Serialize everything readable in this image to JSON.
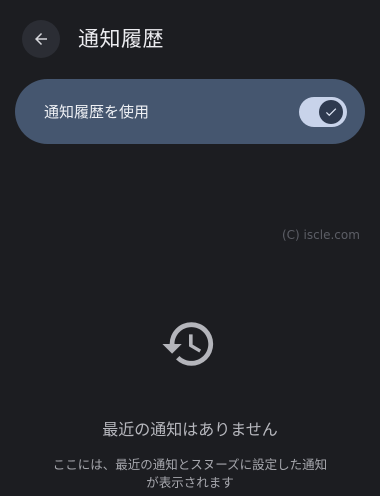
{
  "header": {
    "title": "通知履歴",
    "back_icon": "arrow-left-icon"
  },
  "setting": {
    "label": "通知履歴を使用",
    "toggle_on": true,
    "check_icon": "check-icon"
  },
  "watermark": "(C) iscle.com",
  "empty_state": {
    "icon": "history-icon",
    "title": "最近の通知はありません",
    "description_line1": "ここには、最近の通知とスヌーズに設定した通知",
    "description_line2": "が表示されます"
  },
  "colors": {
    "background": "#1c1d21",
    "card": "#45566f",
    "toggle_track": "#c8d3ea",
    "toggle_thumb": "#2e3a4f"
  }
}
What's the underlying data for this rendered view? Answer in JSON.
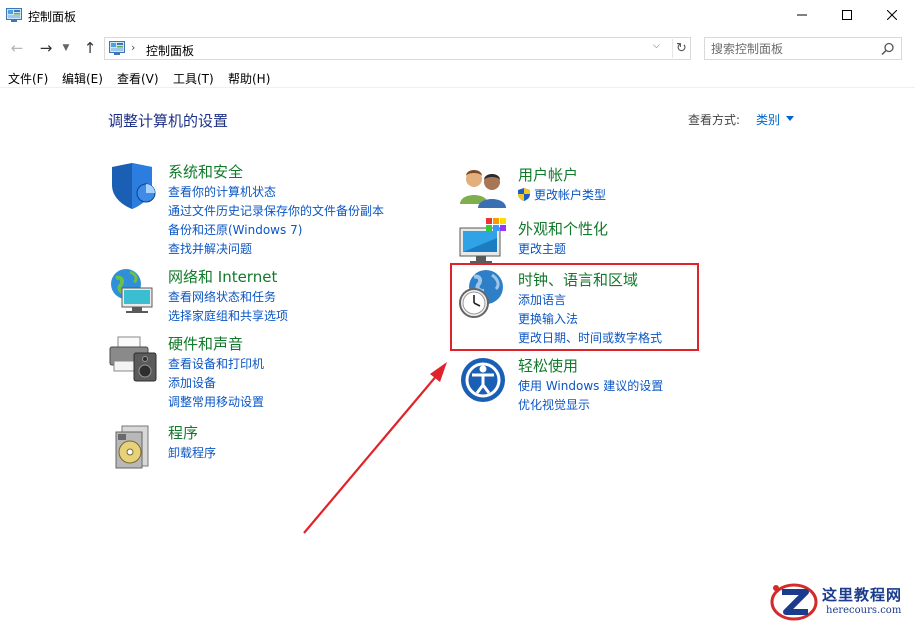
{
  "window": {
    "title": "控制面板",
    "controls": {
      "minimize": "—",
      "maximize": "☐",
      "close": "✕"
    }
  },
  "address": {
    "breadcrumb": "控制面板",
    "search_placeholder": "搜索控制面板"
  },
  "menu": [
    "文件(F)",
    "编辑(E)",
    "查看(V)",
    "工具(T)",
    "帮助(H)"
  ],
  "content": {
    "heading": "调整计算机的设置",
    "view_by_label": "查看方式:",
    "view_by_value": "类别"
  },
  "categories": [
    {
      "title": "系统和安全",
      "icon": "shield-icon",
      "links": [
        "查看你的计算机状态",
        "通过文件历史记录保存你的文件备份副本",
        "备份和还原(Windows 7)",
        "查找并解决问题"
      ]
    },
    {
      "title": "网络和 Internet",
      "icon": "network-globe-icon",
      "links": [
        "查看网络状态和任务",
        "选择家庭组和共享选项"
      ]
    },
    {
      "title": "硬件和声音",
      "icon": "printer-speaker-icon",
      "links": [
        "查看设备和打印机",
        "添加设备",
        "调整常用移动设置"
      ]
    },
    {
      "title": "程序",
      "icon": "programs-disc-icon",
      "links": [
        "卸载程序"
      ]
    },
    {
      "title": "用户帐户",
      "icon": "users-icon",
      "links": [
        "更改帐户类型"
      ]
    },
    {
      "title": "外观和个性化",
      "icon": "display-palette-icon",
      "links": [
        "更改主题"
      ]
    },
    {
      "title": "时钟、语言和区域",
      "icon": "clock-globe-icon",
      "links": [
        "添加语言",
        "更换输入法",
        "更改日期、时间或数字格式"
      ]
    },
    {
      "title": "轻松使用",
      "icon": "ease-of-access-icon",
      "links": [
        "使用 Windows 建议的设置",
        "优化视觉显示"
      ]
    }
  ],
  "annotation": {
    "color": "#e0232a"
  },
  "watermark": {
    "title": "这里教程网",
    "url": "herecours.com"
  },
  "colors": {
    "category_title": "#117a2a",
    "link": "#0b56c4",
    "heading": "#1e3287"
  }
}
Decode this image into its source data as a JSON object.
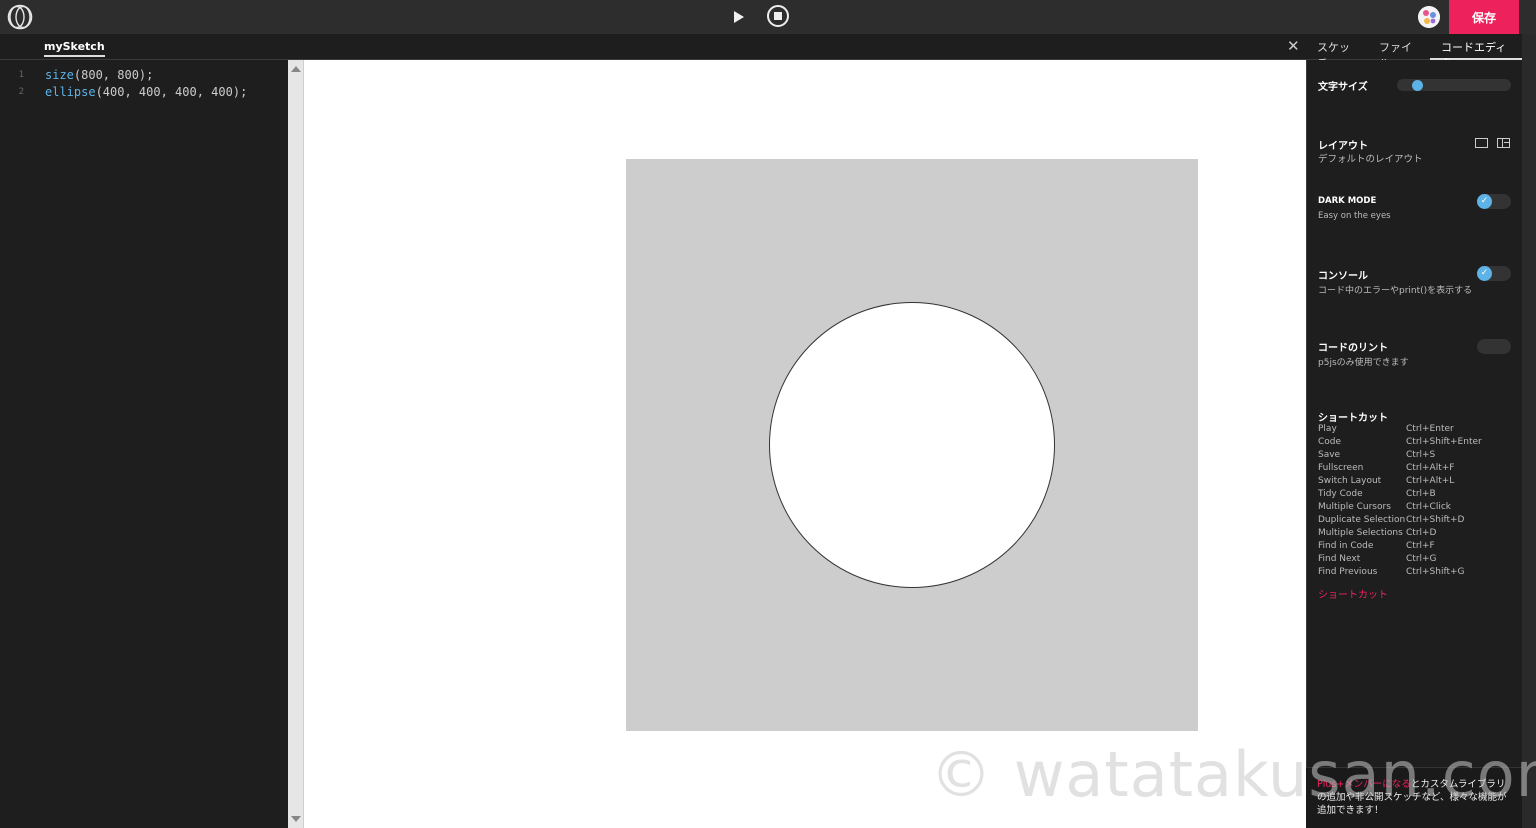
{
  "app": {
    "save_label": "保存",
    "sketch_name": "mySketch"
  },
  "panel_tabs": [
    {
      "label": "スケッチ",
      "active": false
    },
    {
      "label": "ファイル",
      "active": false
    },
    {
      "label": "コードエディタ",
      "active": true
    }
  ],
  "code": {
    "lines": [
      {
        "number": "1",
        "fn": "size",
        "args": "(800, 800);"
      },
      {
        "number": "2",
        "fn": "ellipse",
        "args": "(400, 400, 400, 400);"
      }
    ]
  },
  "settings": {
    "font_size": {
      "title": "文字サイズ",
      "level": 0.15
    },
    "layout": {
      "title": "レイアウト",
      "subtitle": "デフォルトのレイアウト"
    },
    "dark_mode": {
      "title": "DARK MODE",
      "subtitle": "Easy on the eyes",
      "enabled": true
    },
    "console": {
      "title": "コンソール",
      "subtitle": "コード中のエラーやprint()を表示する",
      "enabled": true
    },
    "lint": {
      "title": "コードのリント",
      "subtitle": "p5jsのみ使用できます",
      "enabled": false
    },
    "shortcuts": {
      "title": "ショートカット",
      "link_label": "ショートカット",
      "items": [
        {
          "name": "Play",
          "key": "Ctrl+Enter"
        },
        {
          "name": "Code",
          "key": "Ctrl+Shift+Enter"
        },
        {
          "name": "Save",
          "key": "Ctrl+S"
        },
        {
          "name": "Fullscreen",
          "key": "Ctrl+Alt+F"
        },
        {
          "name": "Switch Layout",
          "key": "Ctrl+Alt+L"
        },
        {
          "name": "Tidy Code",
          "key": "Ctrl+B"
        },
        {
          "name": "Multiple Cursors",
          "key": "Ctrl+Click"
        },
        {
          "name": "Duplicate Selection",
          "key": "Ctrl+Shift+D"
        },
        {
          "name": "Multiple Selections",
          "key": "Ctrl+D"
        },
        {
          "name": "Find in Code",
          "key": "Ctrl+F"
        },
        {
          "name": "Find Next",
          "key": "Ctrl+G"
        },
        {
          "name": "Find Previous",
          "key": "Ctrl+Shift+G"
        }
      ]
    }
  },
  "promo": {
    "highlight": "Plus+メンバーになる",
    "text": "とカスタムライブラリの追加や非公開スケッチなど、様々な機能が追加できます！"
  },
  "watermark": "© watatakusan.com",
  "colors": {
    "accent": "#ed225d",
    "toggle_on": "#5db2e6",
    "canvas_bg": "#cdcdcd"
  }
}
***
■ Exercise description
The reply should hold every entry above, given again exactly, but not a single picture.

■ Completed task
Serialize everything readable in this image to JSON.
{
  "header": {
    "title": "通知履歴",
    "back_icon": "arrow-left-icon"
  },
  "setting": {
    "label": "通知履歴を使用",
    "toggle_on": true,
    "check_icon": "check-icon"
  },
  "watermark": "(C) iscle.com",
  "empty_state": {
    "icon": "history-icon",
    "title": "最近の通知はありません",
    "description_line1": "ここには、最近の通知とスヌーズに設定した通知",
    "description_line2": "が表示されます"
  },
  "colors": {
    "background": "#1c1d21",
    "card": "#45566f",
    "toggle_track": "#c8d3ea",
    "toggle_thumb": "#2e3a4f"
  }
}
What's the underlying data for this rendered view? Answer in JSON.
{
  "window": {
    "title": "控制面板",
    "controls": {
      "minimize": "—",
      "maximize": "☐",
      "close": "✕"
    }
  },
  "address": {
    "breadcrumb": "控制面板",
    "search_placeholder": "搜索控制面板"
  },
  "menu": [
    "文件(F)",
    "编辑(E)",
    "查看(V)",
    "工具(T)",
    "帮助(H)"
  ],
  "content": {
    "heading": "调整计算机的设置",
    "view_by_label": "查看方式:",
    "view_by_value": "类别"
  },
  "categories": [
    {
      "title": "系统和安全",
      "icon": "shield-icon",
      "links": [
        "查看你的计算机状态",
        "通过文件历史记录保存你的文件备份副本",
        "备份和还原(Windows 7)",
        "查找并解决问题"
      ]
    },
    {
      "title": "网络和 Internet",
      "icon": "network-globe-icon",
      "links": [
        "查看网络状态和任务",
        "选择家庭组和共享选项"
      ]
    },
    {
      "title": "硬件和声音",
      "icon": "printer-speaker-icon",
      "links": [
        "查看设备和打印机",
        "添加设备",
        "调整常用移动设置"
      ]
    },
    {
      "title": "程序",
      "icon": "programs-disc-icon",
      "links": [
        "卸载程序"
      ]
    },
    {
      "title": "用户帐户",
      "icon": "users-icon",
      "links": [
        "更改帐户类型"
      ]
    },
    {
      "title": "外观和个性化",
      "icon": "display-palette-icon",
      "links": [
        "更改主题"
      ]
    },
    {
      "title": "时钟、语言和区域",
      "icon": "clock-globe-icon",
      "links": [
        "添加语言",
        "更换输入法",
        "更改日期、时间或数字格式"
      ]
    },
    {
      "title": "轻松使用",
      "icon": "ease-of-access-icon",
      "links": [
        "使用 Windows 建议的设置",
        "优化视觉显示"
      ]
    }
  ],
  "annotation": {
    "color": "#e0232a"
  },
  "watermark": {
    "title": "这里教程网",
    "url": "herecours.com"
  },
  "colors": {
    "category_title": "#117a2a",
    "link": "#0b56c4",
    "heading": "#1e3287"
  }
}
Decode this image into its source data as a JSON object.
{
  "app": {
    "save_label": "保存",
    "sketch_name": "mySketch"
  },
  "panel_tabs": [
    {
      "label": "スケッチ",
      "active": false
    },
    {
      "label": "ファイル",
      "active": false
    },
    {
      "label": "コードエディタ",
      "active": true
    }
  ],
  "code": {
    "lines": [
      {
        "number": "1",
        "fn": "size",
        "args": "(800, 800);"
      },
      {
        "number": "2",
        "fn": "ellipse",
        "args": "(400, 400, 400, 400);"
      }
    ]
  },
  "settings": {
    "font_size": {
      "title": "文字サイズ",
      "level": 0.15
    },
    "layout": {
      "title": "レイアウト",
      "subtitle": "デフォルトのレイアウト"
    },
    "dark_mode": {
      "title": "DARK MODE",
      "subtitle": "Easy on the eyes",
      "enabled": true
    },
    "console": {
      "title": "コンソール",
      "subtitle": "コード中のエラーやprint()を表示する",
      "enabled": true
    },
    "lint": {
      "title": "コードのリント",
      "subtitle": "p5jsのみ使用できます",
      "enabled": false
    },
    "shortcuts": {
      "title": "ショートカット",
      "link_label": "ショートカット",
      "items": [
        {
          "name": "Play",
          "key": "Ctrl+Enter"
        },
        {
          "name": "Code",
          "key": "Ctrl+Shift+Enter"
        },
        {
          "name": "Save",
          "key": "Ctrl+S"
        },
        {
          "name": "Fullscreen",
          "key": "Ctrl+Alt+F"
        },
        {
          "name": "Switch Layout",
          "key": "Ctrl+Alt+L"
        },
        {
          "name": "Tidy Code",
          "key": "Ctrl+B"
        },
        {
          "name": "Multiple Cursors",
          "key": "Ctrl+Click"
        },
        {
          "name": "Duplicate Selection",
          "key": "Ctrl+Shift+D"
        },
        {
          "name": "Multiple Selections",
          "key": "Ctrl+D"
        },
        {
          "name": "Find in Code",
          "key": "Ctrl+F"
        },
        {
          "name": "Find Next",
          "key": "Ctrl+G"
        },
        {
          "name": "Find Previous",
          "key": "Ctrl+Shift+G"
        }
      ]
    }
  },
  "promo": {
    "highlight": "Plus+メンバーになる",
    "text": "とカスタムライブラリの追加や非公開スケッチなど、様々な機能が追加できます！"
  },
  "watermark": "© watatakusan.com",
  "colors": {
    "accent": "#ed225d",
    "toggle_on": "#5db2e6",
    "canvas_bg": "#cdcdcd"
  }
}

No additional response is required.